BEGIN
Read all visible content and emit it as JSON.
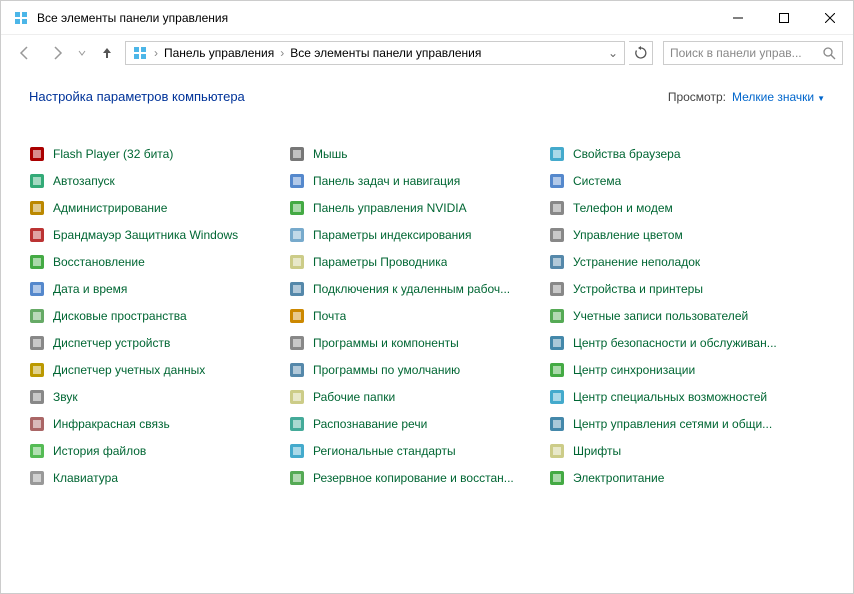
{
  "window": {
    "title": "Все элементы панели управления"
  },
  "breadcrumb": {
    "root": "Панель управления",
    "current": "Все элементы панели управления"
  },
  "search": {
    "placeholder": "Поиск в панели управ..."
  },
  "heading": "Настройка параметров компьютера",
  "view": {
    "label": "Просмотр:",
    "value": "Мелкие значки"
  },
  "items": [
    {
      "label": "Flash Player (32 бита)",
      "color": "#a00"
    },
    {
      "label": "Автозапуск",
      "color": "#3a7"
    },
    {
      "label": "Администрирование",
      "color": "#b80"
    },
    {
      "label": "Брандмауэр Защитника Windows",
      "color": "#b33"
    },
    {
      "label": "Восстановление",
      "color": "#4a4"
    },
    {
      "label": "Дата и время",
      "color": "#58c"
    },
    {
      "label": "Дисковые пространства",
      "color": "#6a6"
    },
    {
      "label": "Диспетчер устройств",
      "color": "#888"
    },
    {
      "label": "Диспетчер учетных данных",
      "color": "#b90"
    },
    {
      "label": "Звук",
      "color": "#888"
    },
    {
      "label": "Инфракрасная связь",
      "color": "#a66"
    },
    {
      "label": "История файлов",
      "color": "#5b5"
    },
    {
      "label": "Клавиатура",
      "color": "#999"
    },
    {
      "label": "Мышь",
      "color": "#777"
    },
    {
      "label": "Панель задач и навигация",
      "color": "#58c"
    },
    {
      "label": "Панель управления NVIDIA",
      "color": "#4a4"
    },
    {
      "label": "Параметры индексирования",
      "color": "#7ac"
    },
    {
      "label": "Параметры Проводника",
      "color": "#cc8"
    },
    {
      "label": "Подключения к удаленным рабоч...",
      "color": "#58a"
    },
    {
      "label": "Почта",
      "color": "#c80"
    },
    {
      "label": "Программы и компоненты",
      "color": "#888"
    },
    {
      "label": "Программы по умолчанию",
      "color": "#58a"
    },
    {
      "label": "Рабочие папки",
      "color": "#cc8"
    },
    {
      "label": "Распознавание речи",
      "color": "#4a9"
    },
    {
      "label": "Региональные стандарты",
      "color": "#4ac"
    },
    {
      "label": "Резервное копирование и восстан...",
      "color": "#5a5"
    },
    {
      "label": "Свойства браузера",
      "color": "#4ac"
    },
    {
      "label": "Система",
      "color": "#58c"
    },
    {
      "label": "Телефон и модем",
      "color": "#888"
    },
    {
      "label": "Управление цветом",
      "color": "#888"
    },
    {
      "label": "Устранение неполадок",
      "color": "#58a"
    },
    {
      "label": "Устройства и принтеры",
      "color": "#888"
    },
    {
      "label": "Учетные записи пользователей",
      "color": "#5a5"
    },
    {
      "label": "Центр безопасности и обслуживан...",
      "color": "#48a"
    },
    {
      "label": "Центр синхронизации",
      "color": "#4a4"
    },
    {
      "label": "Центр специальных возможностей",
      "color": "#4ac"
    },
    {
      "label": "Центр управления сетями и общи...",
      "color": "#48a"
    },
    {
      "label": "Шрифты",
      "color": "#cc8"
    },
    {
      "label": "Электропитание",
      "color": "#4a4"
    }
  ]
}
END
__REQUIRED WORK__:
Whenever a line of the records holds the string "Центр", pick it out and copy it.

__RESPONSE TO THIS TASK__:
      "label": "Центр безопасности и обслуживан...",
      "label": "Центр синхронизации",
      "label": "Центр специальных возможностей",
      "label": "Центр управления сетями и общи...",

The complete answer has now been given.